  27. 27.
    Masala A, Meloni T, Gallisai D, et al. The effects of thyrotropin releasing hormone and luteinizing hormone releasing hormone on growth hormone release in patients with homozygous β-thalassemia. J Clin Endocrinol Metab 1982, 54: 1271–74.PubMedCrossRefGoogle Scholar
  28. 28.
    Masala A, Alagna S, Faedda R, et al. Paradoxical growth hormone (GH) release in response to thyrotropin releasing hormone (TRH) in patients with Wilson’s disease. J Nucl Med All Sci 1987, 31: 104–5.Google Scholar
  29. 29.
    Berkovitch M, Bistritzer T, Milone SD, Perlman K, Kucharczyk W, Olivieri NF. Iron deposition in the anterior pituitary in homozygous beta-thalassemia: MRI evaluation and correlation with gonadal function. J Pediatr Endocrinol Metab 2000, 13: 179–84.PubMedCrossRefGoogle Scholar

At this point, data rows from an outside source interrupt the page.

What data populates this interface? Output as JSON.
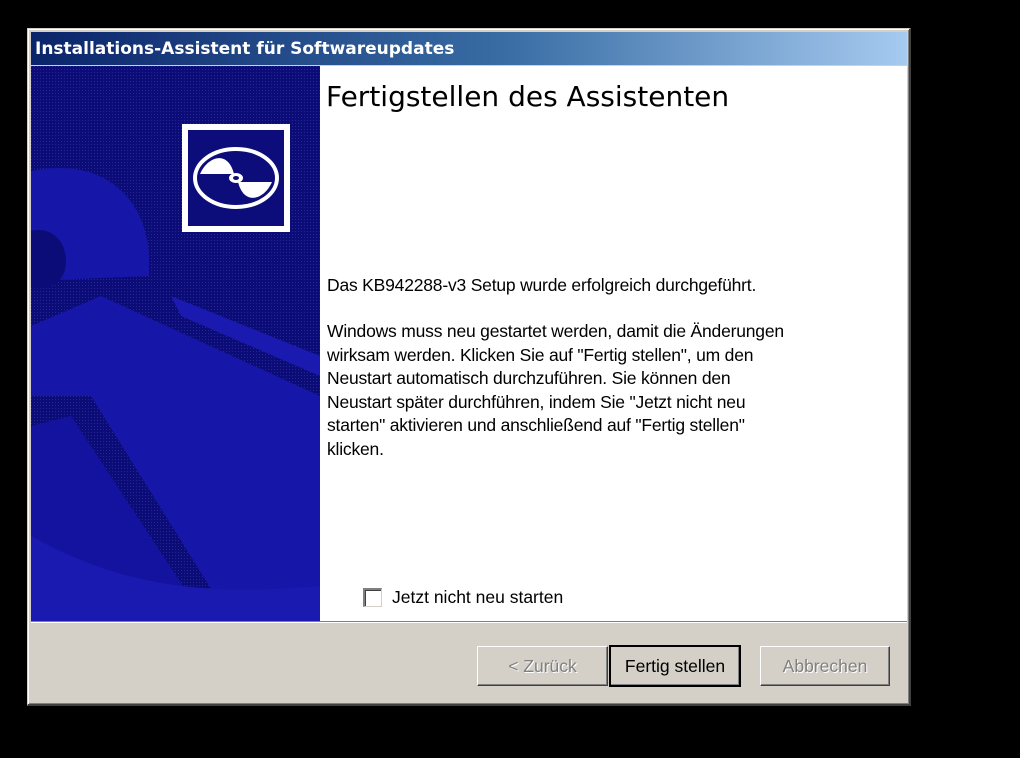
{
  "window": {
    "title": "Installations-Assistent für Softwareupdates"
  },
  "banner": {
    "icon": "cd-disc-icon",
    "background_color": "#0c0c7a"
  },
  "content": {
    "heading": "Fertigstellen des Assistenten",
    "success_message": "Das KB942288-v3 Setup wurde erfolgreich durchgeführt.",
    "restart_message_lines": [
      "Windows muss neu gestartet werden, damit die Änderungen",
      "wirksam werden. Klicken Sie auf \"Fertig stellen\", um den",
      "Neustart automatisch durchzuführen. Sie können den",
      "Neustart später durchführen, indem Sie \"Jetzt nicht neu",
      "starten\" aktivieren und anschließend auf \"Fertig stellen\"",
      "klicken."
    ],
    "checkbox": {
      "label": "Jetzt nicht neu starten",
      "checked": false
    }
  },
  "buttons": {
    "back_label": "< Zurück",
    "finish_label": "Fertig stellen",
    "cancel_label": "Abbrechen"
  },
  "colors": {
    "titlebar_start": "#0a246a",
    "titlebar_end": "#a6caf0",
    "dialog_face": "#d4d0c8"
  }
}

Copyright information

© Italian Society of Endocrinology (SIE) 2003

Authors and Affiliations

  • Antonio Masala
    • 1
  • M. M. Atzeni
    • 1
  • S. Alagna
    • 1
  • D. Gallisai
    • 2
  • C. Burrai
    • 2
  • M. G. Mela
    • 2
  • P. P. Rovasio
    • 1
  • P. Gallo
    • 1
  1. 1.Dipartimento di Struttura Clinica Medica-Patologia MedicaIstituto di Patologia MedicaSassariItaly
  2. 2.Clinica PediatricaUniversity of SassariSassariItaly

Personalised recommendations